“This year is all about the training,” Bowman said. “The training we do this year will be the foundation of what happens in London … If you look at the big picture, the fall and winter are very important training times. We’re going to Europe, but we’re not going to do anything special, [not going to] swim super times.”
Bowman said Phelps would swim in a pair of short-course (25-meter pool) world cup events in Berlin, Germany, and Stockholm, Sweden, in mid-November, competing purely for fun and a change of pace. Arguably the most interesting part of what will be a rare short-course meters event for Phelps will be his wardrobe choice.
Bowman said he wants all of his athletes at the North Baltimore Aquatic Club immediately to adopt the suit ban the world swimming governing body has vowed to implement by January 1, 2010. That means wearing either textile jammers (waist-to-knee suits for men) or, for women, suits that don’t extend below the knee or beyond the shoulders — even though other swimmers likely will continue to race in the full-body, high-tech suits that led to the ban in the first place.
“I would almost guarantee he is probably going to wear the jammer,” Bowman said. “My recommendation would be: ‘Just move on.’
Phelps has always said he wears what Bowman tells him to wear, which could mean some interesting races — or utter lack of competition — against Germany’s Paul Biedermann at the world cups, should Biedermann continue to wear his state-of-the-art Arena X-Glide. Biedermann crushed Phelps, who was wearing his 2008 model full-body Speedo LZR, at the July 26-Aug. 3 world championships in Rome, shaving about four seconds off of his best time from last year and taking Phelps’s world record.
Besides that silver in the 200 free, Phelps won five gold medals.
“Michael enjoys racing him, but he would definitely enjoy racing him more if that variable were not in there all of the time,” Bowman said. “I think [Biedermann] would enjoy it more, too.

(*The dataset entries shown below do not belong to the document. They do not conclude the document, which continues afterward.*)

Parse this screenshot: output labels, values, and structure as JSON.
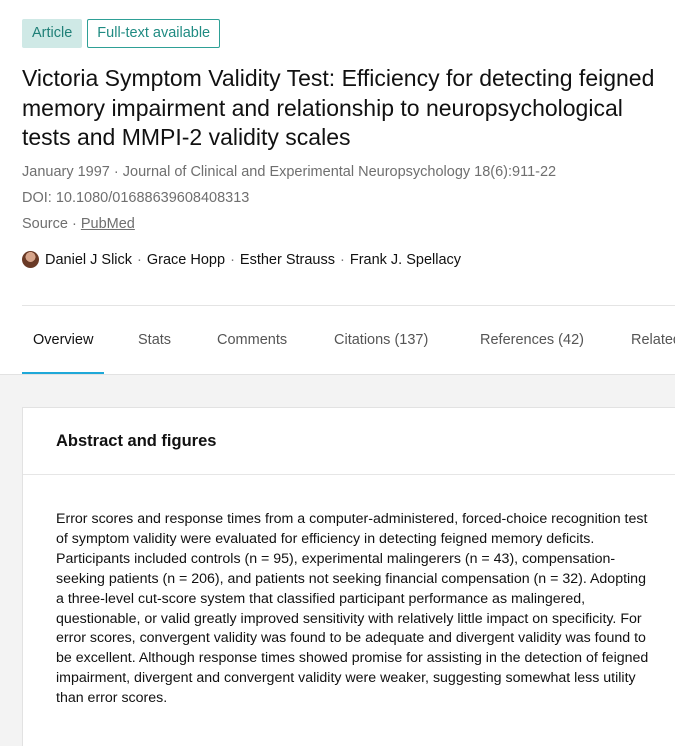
{
  "badges": {
    "type": "Article",
    "availability": "Full-text available"
  },
  "publication": {
    "title": "Victoria Symptom Validity Test: Efficiency for detecting feigned memory impairment and relationship to neuropsychological tests and MMPI-2 validity scales",
    "date_journal": "January 1997 · Journal of Clinical and Experimental Neuropsychology 18(6):911-22",
    "doi": "DOI: 10.1080/01688639608408313",
    "source_prefix": "Source · ",
    "source_link": "PubMed"
  },
  "authors": [
    "Daniel J Slick",
    "Grace Hopp",
    "Esther Strauss",
    "Frank J. Spellacy"
  ],
  "author_separator": "·",
  "tabs": [
    {
      "label": "Overview",
      "active": true
    },
    {
      "label": "Stats"
    },
    {
      "label": "Comments"
    },
    {
      "label": "Citations (137)"
    },
    {
      "label": "References (42)"
    },
    {
      "label": "Related research"
    }
  ],
  "abstract_card": {
    "title": "Abstract and figures",
    "text": "Error scores and response times from a computer-administered, forced-choice recognition test of symptom validity were evaluated for efficiency in detecting feigned memory deficits. Participants included controls (n = 95), experimental malingerers (n = 43), compensation-seeking patients (n = 206), and patients not seeking financial compensation (n = 32). Adopting a three-level cut-score system that classified participant performance as malingered, questionable, or valid greatly improved sensitivity with relatively little impact on specificity. For error scores, convergent validity was found to be adequate and divergent validity was found to be excellent. Although response times showed promise for assisting in the detection of feigned impairment, divergent and convergent validity were weaker, suggesting somewhat less utility than error scores."
  },
  "colors": {
    "badge_solid_bg": "#cfe9e6",
    "badge_text": "#1f7f77",
    "tab_active_underline": "#1ea8d8",
    "page_bg": "#f3f3f3"
  }
}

It’s a lose-lose [situation], because for the people who do these fantastic times, they always have to quantify it.”
Bowman said Phelps has not been fixated on the suit issue, other than seriously considering wearing only briefs at the world championships.
“I don’t think [Phelps] cares,” Bowman said. “While I think he has a great appreciation of the history of the sport and is super competitive and wants to win, he never really got caught up in this suit thing. I did.”

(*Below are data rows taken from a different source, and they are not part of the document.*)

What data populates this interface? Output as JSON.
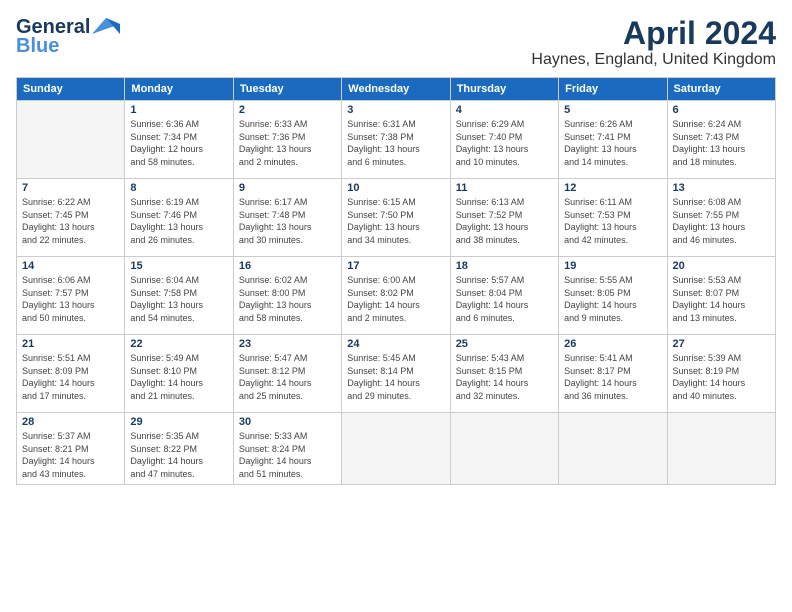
{
  "logo": {
    "line1": "General",
    "line2": "Blue"
  },
  "title": "April 2024",
  "subtitle": "Haynes, England, United Kingdom",
  "days": [
    "Sunday",
    "Monday",
    "Tuesday",
    "Wednesday",
    "Thursday",
    "Friday",
    "Saturday"
  ],
  "weeks": [
    [
      {
        "num": "",
        "info": ""
      },
      {
        "num": "1",
        "info": "Sunrise: 6:36 AM\nSunset: 7:34 PM\nDaylight: 12 hours\nand 58 minutes."
      },
      {
        "num": "2",
        "info": "Sunrise: 6:33 AM\nSunset: 7:36 PM\nDaylight: 13 hours\nand 2 minutes."
      },
      {
        "num": "3",
        "info": "Sunrise: 6:31 AM\nSunset: 7:38 PM\nDaylight: 13 hours\nand 6 minutes."
      },
      {
        "num": "4",
        "info": "Sunrise: 6:29 AM\nSunset: 7:40 PM\nDaylight: 13 hours\nand 10 minutes."
      },
      {
        "num": "5",
        "info": "Sunrise: 6:26 AM\nSunset: 7:41 PM\nDaylight: 13 hours\nand 14 minutes."
      },
      {
        "num": "6",
        "info": "Sunrise: 6:24 AM\nSunset: 7:43 PM\nDaylight: 13 hours\nand 18 minutes."
      }
    ],
    [
      {
        "num": "7",
        "info": "Sunrise: 6:22 AM\nSunset: 7:45 PM\nDaylight: 13 hours\nand 22 minutes."
      },
      {
        "num": "8",
        "info": "Sunrise: 6:19 AM\nSunset: 7:46 PM\nDaylight: 13 hours\nand 26 minutes."
      },
      {
        "num": "9",
        "info": "Sunrise: 6:17 AM\nSunset: 7:48 PM\nDaylight: 13 hours\nand 30 minutes."
      },
      {
        "num": "10",
        "info": "Sunrise: 6:15 AM\nSunset: 7:50 PM\nDaylight: 13 hours\nand 34 minutes."
      },
      {
        "num": "11",
        "info": "Sunrise: 6:13 AM\nSunset: 7:52 PM\nDaylight: 13 hours\nand 38 minutes."
      },
      {
        "num": "12",
        "info": "Sunrise: 6:11 AM\nSunset: 7:53 PM\nDaylight: 13 hours\nand 42 minutes."
      },
      {
        "num": "13",
        "info": "Sunrise: 6:08 AM\nSunset: 7:55 PM\nDaylight: 13 hours\nand 46 minutes."
      }
    ],
    [
      {
        "num": "14",
        "info": "Sunrise: 6:06 AM\nSunset: 7:57 PM\nDaylight: 13 hours\nand 50 minutes."
      },
      {
        "num": "15",
        "info": "Sunrise: 6:04 AM\nSunset: 7:58 PM\nDaylight: 13 hours\nand 54 minutes."
      },
      {
        "num": "16",
        "info": "Sunrise: 6:02 AM\nSunset: 8:00 PM\nDaylight: 13 hours\nand 58 minutes."
      },
      {
        "num": "17",
        "info": "Sunrise: 6:00 AM\nSunset: 8:02 PM\nDaylight: 14 hours\nand 2 minutes."
      },
      {
        "num": "18",
        "info": "Sunrise: 5:57 AM\nSunset: 8:04 PM\nDaylight: 14 hours\nand 6 minutes."
      },
      {
        "num": "19",
        "info": "Sunrise: 5:55 AM\nSunset: 8:05 PM\nDaylight: 14 hours\nand 9 minutes."
      },
      {
        "num": "20",
        "info": "Sunrise: 5:53 AM\nSunset: 8:07 PM\nDaylight: 14 hours\nand 13 minutes."
      }
    ],
    [
      {
        "num": "21",
        "info": "Sunrise: 5:51 AM\nSunset: 8:09 PM\nDaylight: 14 hours\nand 17 minutes."
      },
      {
        "num": "22",
        "info": "Sunrise: 5:49 AM\nSunset: 8:10 PM\nDaylight: 14 hours\nand 21 minutes."
      },
      {
        "num": "23",
        "info": "Sunrise: 5:47 AM\nSunset: 8:12 PM\nDaylight: 14 hours\nand 25 minutes."
      },
      {
        "num": "24",
        "info": "Sunrise: 5:45 AM\nSunset: 8:14 PM\nDaylight: 14 hours\nand 29 minutes."
      },
      {
        "num": "25",
        "info": "Sunrise: 5:43 AM\nSunset: 8:15 PM\nDaylight: 14 hours\nand 32 minutes."
      },
      {
        "num": "26",
        "info": "Sunrise: 5:41 AM\nSunset: 8:17 PM\nDaylight: 14 hours\nand 36 minutes."
      },
      {
        "num": "27",
        "info": "Sunrise: 5:39 AM\nSunset: 8:19 PM\nDaylight: 14 hours\nand 40 minutes."
      }
    ],
    [
      {
        "num": "28",
        "info": "Sunrise: 5:37 AM\nSunset: 8:21 PM\nDaylight: 14 hours\nand 43 minutes."
      },
      {
        "num": "29",
        "info": "Sunrise: 5:35 AM\nSunset: 8:22 PM\nDaylight: 14 hours\nand 47 minutes."
      },
      {
        "num": "30",
        "info": "Sunrise: 5:33 AM\nSunset: 8:24 PM\nDaylight: 14 hours\nand 51 minutes."
      },
      {
        "num": "",
        "info": ""
      },
      {
        "num": "",
        "info": ""
      },
      {
        "num": "",
        "info": ""
      },
      {
        "num": "",
        "info": ""
      }
    ]
  ]
}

Even so, Bowman said, he and Phelps pondered Phelps’s showing up to the world championships wearing briefs. They eventually nixed the idea for two reasons: They didn’t want to hurt the U.S. relay teams’ performances (Phelps won golds on three relay teams). And they also feared Phelps might not be competitive enough to even reach the finals of some events.
“It would have been a fantastic statement, but he has a responsibility to the relays and he felt a responsibility to the team,” Bowman said. “If you just wore a brief it would be so absurd … We felt like that would also be like a publicity stunt.”
Bowman said Phelps will work out with the rest of the NBAC team four days per week until the last week of August, when five-day-a-week sessions will begin. With the departure of coach Paul Yetter to Auburn University, Bowman said, he has begun coaching all of the club’s top young stars with the assistance of NBAC coach Scott Armstrong.
He also said he hired a full-time athletic trainer, Keenan Robinson from the University of Michigan, to work with his top athletes.
Bowman, who last year coached only Phelps and a handful of post-graduate and top stars, said he might add a couple of post-graduate swimmers to the group in the coming weeks but will be very selective about those he brings aboard.
Nick Thoman trained with the group for several months earlier this year, then joined SwimMAC in Charlotte. Haley McGregory left after a few months, too, saying she missed the warm weather in Texas. Even longtime NBAC swimmer Katie Hoff said this week she planned to leave NBAC to join a new training team in Fullerton, Calif.
“After my experience in the first year, we’re going to be selective about how who we do take,” Bowman said. “For this to really work, they have to mesh with the psyche of the program, fit into the culture of our team.”
Tags: Michael Phelps